A slow warming trend has begun in South Carolina’s Upcountry, but the forecast is still frigid for Saturday. But there’s a noticeable difference between 10 degrees at scheduled takeoff and 26 degrees, which is the predicted temperature for 7 a.m. Saturday. Saturday’s forecast high temperature is 47 degrees, and hourly forecasts predict temperatures to rise above freezing by 10 a.m.
That means anglers won’t face the equipment problems they did Friday. Ice on line guides and rod tips won’t be a factor (at least not after the first couple of hours), and every piece of the anglers’ equipment should function better with above-freezing temperatures.
There’s also a mental factor to consider. Frigid temperatures take their toll on an angler’s mind as well as his body. Warmer temperatures should mean sharper minds Saturday.
Watch the Watchers
Spectator boats generally become a factor at the Bassmaster Classic, and despite the chilly conditions Friday, there were surprisingly quite a few fervent bass fans who braved the cold to watch their favorite anglers.
With warmer temperatures and more fans off work for the weekend, expect spectator traffic to increase Saturday. The manner in which anglers contend with the presence of boats – from maneuvering through traffic when relocating to keeping a positive mindset in the presence of distractions – can play a big role in Classic competition.
We’re surprised every year when an angler climbs out of the standings cellar and into contention for a Classic crown. We shouldn’t be; it happens all the time.
B.A.S.S. Nation angler Paul Mueller was the (almost) zero to hero last year at Guntersville, finishing near the bottom of the standings on Day One and nearly winning the Classic on Day Three.
You can count on someone making a big move Saturday. Who’s it going to be this time?

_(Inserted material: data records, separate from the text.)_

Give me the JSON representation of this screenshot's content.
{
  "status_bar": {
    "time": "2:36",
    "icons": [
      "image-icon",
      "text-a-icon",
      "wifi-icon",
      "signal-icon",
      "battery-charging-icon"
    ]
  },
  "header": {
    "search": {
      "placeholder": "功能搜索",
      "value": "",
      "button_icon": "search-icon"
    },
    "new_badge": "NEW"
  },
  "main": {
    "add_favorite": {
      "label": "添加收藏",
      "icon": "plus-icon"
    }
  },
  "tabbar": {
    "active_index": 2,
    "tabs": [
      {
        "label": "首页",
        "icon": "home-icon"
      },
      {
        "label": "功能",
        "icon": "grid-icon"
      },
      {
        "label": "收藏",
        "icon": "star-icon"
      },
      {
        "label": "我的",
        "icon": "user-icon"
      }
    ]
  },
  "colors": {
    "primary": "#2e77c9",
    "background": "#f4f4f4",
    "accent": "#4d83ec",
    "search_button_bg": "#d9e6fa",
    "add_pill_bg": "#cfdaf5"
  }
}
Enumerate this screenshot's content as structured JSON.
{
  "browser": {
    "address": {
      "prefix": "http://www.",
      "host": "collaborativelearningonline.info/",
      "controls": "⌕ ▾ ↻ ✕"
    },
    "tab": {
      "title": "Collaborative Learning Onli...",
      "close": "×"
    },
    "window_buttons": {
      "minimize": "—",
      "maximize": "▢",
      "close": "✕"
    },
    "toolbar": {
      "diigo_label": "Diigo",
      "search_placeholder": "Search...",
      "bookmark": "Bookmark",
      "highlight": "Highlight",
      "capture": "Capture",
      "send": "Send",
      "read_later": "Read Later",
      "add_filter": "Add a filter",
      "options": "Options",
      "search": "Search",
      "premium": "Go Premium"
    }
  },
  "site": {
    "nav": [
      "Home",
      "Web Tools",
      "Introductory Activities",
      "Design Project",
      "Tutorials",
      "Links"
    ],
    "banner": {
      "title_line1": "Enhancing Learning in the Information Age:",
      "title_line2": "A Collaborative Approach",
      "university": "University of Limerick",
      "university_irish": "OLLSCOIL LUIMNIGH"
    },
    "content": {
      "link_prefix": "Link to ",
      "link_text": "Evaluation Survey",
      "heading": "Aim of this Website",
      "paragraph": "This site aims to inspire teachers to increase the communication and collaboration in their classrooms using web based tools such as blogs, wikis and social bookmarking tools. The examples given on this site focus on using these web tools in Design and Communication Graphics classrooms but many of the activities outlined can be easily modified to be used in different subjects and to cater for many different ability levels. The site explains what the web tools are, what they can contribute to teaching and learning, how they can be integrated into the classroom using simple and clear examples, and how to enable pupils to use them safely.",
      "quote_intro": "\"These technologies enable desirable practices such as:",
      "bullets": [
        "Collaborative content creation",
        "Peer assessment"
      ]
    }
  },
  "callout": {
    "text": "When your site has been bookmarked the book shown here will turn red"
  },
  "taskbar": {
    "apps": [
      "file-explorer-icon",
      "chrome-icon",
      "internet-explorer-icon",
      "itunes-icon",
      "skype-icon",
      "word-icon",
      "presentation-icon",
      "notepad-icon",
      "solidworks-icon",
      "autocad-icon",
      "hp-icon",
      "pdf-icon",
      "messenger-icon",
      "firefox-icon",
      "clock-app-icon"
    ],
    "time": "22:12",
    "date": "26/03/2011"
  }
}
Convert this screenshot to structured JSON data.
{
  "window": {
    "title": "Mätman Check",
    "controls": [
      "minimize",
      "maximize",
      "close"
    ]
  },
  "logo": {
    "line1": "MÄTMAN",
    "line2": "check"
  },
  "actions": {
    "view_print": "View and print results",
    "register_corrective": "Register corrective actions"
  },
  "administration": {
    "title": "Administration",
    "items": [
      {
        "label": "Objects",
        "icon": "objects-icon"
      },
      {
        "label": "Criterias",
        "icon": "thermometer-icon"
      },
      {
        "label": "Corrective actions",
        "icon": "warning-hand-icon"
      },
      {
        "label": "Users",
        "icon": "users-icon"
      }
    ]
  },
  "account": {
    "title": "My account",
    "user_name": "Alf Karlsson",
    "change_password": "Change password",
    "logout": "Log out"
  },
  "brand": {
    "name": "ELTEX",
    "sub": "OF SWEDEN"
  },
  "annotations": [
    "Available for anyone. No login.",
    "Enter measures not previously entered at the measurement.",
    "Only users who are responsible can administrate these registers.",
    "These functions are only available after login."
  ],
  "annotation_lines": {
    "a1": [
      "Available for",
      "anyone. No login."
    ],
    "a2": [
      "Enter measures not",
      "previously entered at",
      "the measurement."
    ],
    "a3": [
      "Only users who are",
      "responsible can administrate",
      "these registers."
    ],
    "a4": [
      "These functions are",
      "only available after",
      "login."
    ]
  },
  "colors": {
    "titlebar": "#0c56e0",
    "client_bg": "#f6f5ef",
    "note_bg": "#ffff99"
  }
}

If you wanted star power at the Classic, you got it Friday. Four previous Classic champions are in the top 10: Skeet Reese, 2009 Classic champion, is second with 20-2; Randy Howell, 2014 Classic champion, is fifth at 15-5; Takahiro Omori, 2004 Classic champion, is seventh at 15-0; and Mike Iaconelli, the 2003 champion, is ninth with 14-7. (Just out of the top 10 in 12th place is 2012 Classic winner Chris Lane.)
Every contender is hungry for a Classic title, but those who’ve tasted it before want a second helping. And those previous winners have already demonstrated they know what it takes to win on bass fishing’s biggest stage.